Recorded data
════════

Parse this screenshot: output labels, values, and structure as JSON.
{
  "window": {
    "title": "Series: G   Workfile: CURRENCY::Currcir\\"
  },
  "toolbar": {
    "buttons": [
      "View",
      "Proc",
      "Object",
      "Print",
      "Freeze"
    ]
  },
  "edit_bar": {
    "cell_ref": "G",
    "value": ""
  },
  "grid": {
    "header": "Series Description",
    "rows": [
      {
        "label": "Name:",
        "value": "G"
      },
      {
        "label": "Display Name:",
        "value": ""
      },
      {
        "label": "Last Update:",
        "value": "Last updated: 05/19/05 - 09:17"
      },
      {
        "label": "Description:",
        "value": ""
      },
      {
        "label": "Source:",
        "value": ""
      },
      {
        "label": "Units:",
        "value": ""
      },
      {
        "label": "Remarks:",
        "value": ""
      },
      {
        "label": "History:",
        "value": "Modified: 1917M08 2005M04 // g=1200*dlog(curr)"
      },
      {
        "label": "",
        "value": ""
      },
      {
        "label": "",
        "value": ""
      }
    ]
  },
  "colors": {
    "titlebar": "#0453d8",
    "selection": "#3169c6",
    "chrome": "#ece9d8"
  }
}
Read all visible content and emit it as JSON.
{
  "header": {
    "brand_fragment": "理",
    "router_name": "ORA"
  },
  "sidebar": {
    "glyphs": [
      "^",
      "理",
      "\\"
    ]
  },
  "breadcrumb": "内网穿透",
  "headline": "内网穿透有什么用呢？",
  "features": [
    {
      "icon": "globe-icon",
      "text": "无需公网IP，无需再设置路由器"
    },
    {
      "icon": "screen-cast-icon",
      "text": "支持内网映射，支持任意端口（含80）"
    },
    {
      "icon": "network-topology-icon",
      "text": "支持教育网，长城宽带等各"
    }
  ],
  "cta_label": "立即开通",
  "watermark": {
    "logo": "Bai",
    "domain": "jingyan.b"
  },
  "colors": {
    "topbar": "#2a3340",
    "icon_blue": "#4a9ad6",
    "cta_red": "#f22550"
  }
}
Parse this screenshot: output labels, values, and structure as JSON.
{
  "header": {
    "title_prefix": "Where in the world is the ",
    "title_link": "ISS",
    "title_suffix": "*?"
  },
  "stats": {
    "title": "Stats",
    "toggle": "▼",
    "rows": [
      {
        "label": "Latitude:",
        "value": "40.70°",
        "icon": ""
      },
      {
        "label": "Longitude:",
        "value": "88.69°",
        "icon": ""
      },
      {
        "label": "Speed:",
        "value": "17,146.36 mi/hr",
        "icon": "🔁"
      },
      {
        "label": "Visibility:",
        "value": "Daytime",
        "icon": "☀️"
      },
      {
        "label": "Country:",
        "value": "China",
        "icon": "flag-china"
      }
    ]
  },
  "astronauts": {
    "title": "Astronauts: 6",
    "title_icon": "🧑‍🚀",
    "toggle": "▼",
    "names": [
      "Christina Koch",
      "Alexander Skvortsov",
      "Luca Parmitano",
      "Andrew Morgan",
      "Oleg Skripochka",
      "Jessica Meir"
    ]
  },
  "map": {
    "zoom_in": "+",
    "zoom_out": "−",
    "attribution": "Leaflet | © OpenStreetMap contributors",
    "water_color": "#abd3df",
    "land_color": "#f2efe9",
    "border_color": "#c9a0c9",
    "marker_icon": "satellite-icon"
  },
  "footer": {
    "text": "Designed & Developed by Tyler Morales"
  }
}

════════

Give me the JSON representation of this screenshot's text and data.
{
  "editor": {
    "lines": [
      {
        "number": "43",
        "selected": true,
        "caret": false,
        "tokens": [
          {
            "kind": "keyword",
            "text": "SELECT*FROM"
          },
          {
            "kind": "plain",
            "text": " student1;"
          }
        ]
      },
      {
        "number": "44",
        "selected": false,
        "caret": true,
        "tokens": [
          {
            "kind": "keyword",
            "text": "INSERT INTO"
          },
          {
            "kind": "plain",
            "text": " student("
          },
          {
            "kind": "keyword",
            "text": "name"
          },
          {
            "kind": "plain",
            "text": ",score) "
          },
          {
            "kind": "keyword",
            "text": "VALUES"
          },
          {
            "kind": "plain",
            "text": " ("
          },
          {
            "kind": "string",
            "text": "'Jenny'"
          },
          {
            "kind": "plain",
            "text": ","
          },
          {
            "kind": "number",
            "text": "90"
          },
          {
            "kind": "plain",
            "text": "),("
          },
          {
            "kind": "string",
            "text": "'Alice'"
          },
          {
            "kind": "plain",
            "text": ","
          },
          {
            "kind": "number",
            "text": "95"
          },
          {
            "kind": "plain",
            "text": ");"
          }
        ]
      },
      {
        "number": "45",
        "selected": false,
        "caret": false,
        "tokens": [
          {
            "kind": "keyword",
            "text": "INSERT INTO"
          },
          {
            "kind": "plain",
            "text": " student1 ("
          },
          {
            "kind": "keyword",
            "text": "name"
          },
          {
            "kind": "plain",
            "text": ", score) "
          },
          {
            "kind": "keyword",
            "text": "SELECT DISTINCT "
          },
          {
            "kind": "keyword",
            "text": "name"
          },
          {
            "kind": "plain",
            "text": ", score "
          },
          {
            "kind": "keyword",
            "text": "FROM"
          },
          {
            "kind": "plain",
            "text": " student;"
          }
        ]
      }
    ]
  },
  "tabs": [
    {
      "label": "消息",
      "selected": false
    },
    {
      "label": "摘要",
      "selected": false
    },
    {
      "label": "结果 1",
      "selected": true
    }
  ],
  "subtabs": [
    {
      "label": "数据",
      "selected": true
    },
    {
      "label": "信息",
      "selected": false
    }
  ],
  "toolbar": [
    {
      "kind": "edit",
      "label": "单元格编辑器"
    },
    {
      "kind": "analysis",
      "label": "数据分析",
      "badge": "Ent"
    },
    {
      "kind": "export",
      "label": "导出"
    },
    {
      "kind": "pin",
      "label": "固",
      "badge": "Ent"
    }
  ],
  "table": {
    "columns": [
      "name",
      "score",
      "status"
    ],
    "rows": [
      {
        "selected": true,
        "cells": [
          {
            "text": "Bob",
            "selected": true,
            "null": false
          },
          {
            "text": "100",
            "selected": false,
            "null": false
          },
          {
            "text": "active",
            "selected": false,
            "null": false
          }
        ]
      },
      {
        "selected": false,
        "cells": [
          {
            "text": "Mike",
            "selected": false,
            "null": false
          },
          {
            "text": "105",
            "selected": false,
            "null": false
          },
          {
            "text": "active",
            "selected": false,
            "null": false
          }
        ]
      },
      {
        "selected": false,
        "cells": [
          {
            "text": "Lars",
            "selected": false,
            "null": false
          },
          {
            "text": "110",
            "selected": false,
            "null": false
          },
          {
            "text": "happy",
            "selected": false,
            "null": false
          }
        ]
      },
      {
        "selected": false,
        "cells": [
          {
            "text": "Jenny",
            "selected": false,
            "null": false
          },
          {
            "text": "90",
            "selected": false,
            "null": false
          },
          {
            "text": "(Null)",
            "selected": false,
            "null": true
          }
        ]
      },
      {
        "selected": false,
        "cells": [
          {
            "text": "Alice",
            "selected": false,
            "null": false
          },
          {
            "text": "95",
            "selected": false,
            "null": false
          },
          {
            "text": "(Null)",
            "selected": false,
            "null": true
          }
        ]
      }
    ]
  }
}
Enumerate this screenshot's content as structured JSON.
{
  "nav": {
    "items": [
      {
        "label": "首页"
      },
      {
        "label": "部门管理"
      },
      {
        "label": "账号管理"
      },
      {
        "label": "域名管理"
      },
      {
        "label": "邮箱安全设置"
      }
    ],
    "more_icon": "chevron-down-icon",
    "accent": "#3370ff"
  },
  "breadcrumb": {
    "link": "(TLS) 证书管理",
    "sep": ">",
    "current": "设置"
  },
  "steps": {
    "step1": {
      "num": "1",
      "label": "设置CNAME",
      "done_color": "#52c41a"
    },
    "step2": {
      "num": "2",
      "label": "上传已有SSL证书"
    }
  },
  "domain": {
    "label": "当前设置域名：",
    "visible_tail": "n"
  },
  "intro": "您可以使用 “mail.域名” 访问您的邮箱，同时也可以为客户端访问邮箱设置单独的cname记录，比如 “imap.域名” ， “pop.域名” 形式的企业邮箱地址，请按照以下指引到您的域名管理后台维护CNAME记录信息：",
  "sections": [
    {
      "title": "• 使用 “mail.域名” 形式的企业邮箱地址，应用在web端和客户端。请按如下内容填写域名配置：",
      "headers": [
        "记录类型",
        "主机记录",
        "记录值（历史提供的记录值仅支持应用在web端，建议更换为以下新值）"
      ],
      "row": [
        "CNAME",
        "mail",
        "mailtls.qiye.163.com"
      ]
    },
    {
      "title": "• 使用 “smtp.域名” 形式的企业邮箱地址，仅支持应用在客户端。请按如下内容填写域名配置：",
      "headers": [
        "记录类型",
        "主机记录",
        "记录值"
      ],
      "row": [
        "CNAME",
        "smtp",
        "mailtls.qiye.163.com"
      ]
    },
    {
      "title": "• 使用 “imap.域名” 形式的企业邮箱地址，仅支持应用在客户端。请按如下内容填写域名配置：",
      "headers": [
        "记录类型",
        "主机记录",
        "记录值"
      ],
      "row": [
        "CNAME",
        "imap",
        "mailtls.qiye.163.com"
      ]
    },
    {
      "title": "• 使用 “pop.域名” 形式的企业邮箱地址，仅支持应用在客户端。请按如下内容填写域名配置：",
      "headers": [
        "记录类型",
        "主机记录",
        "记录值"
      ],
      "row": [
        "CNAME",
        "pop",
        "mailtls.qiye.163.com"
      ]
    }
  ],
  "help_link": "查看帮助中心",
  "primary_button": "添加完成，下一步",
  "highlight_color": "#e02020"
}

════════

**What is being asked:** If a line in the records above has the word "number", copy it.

**Solution to this problem:**
        "number": "43",
        "number": "44",
            "kind": "number",
            "kind": "number",
        "number": "45",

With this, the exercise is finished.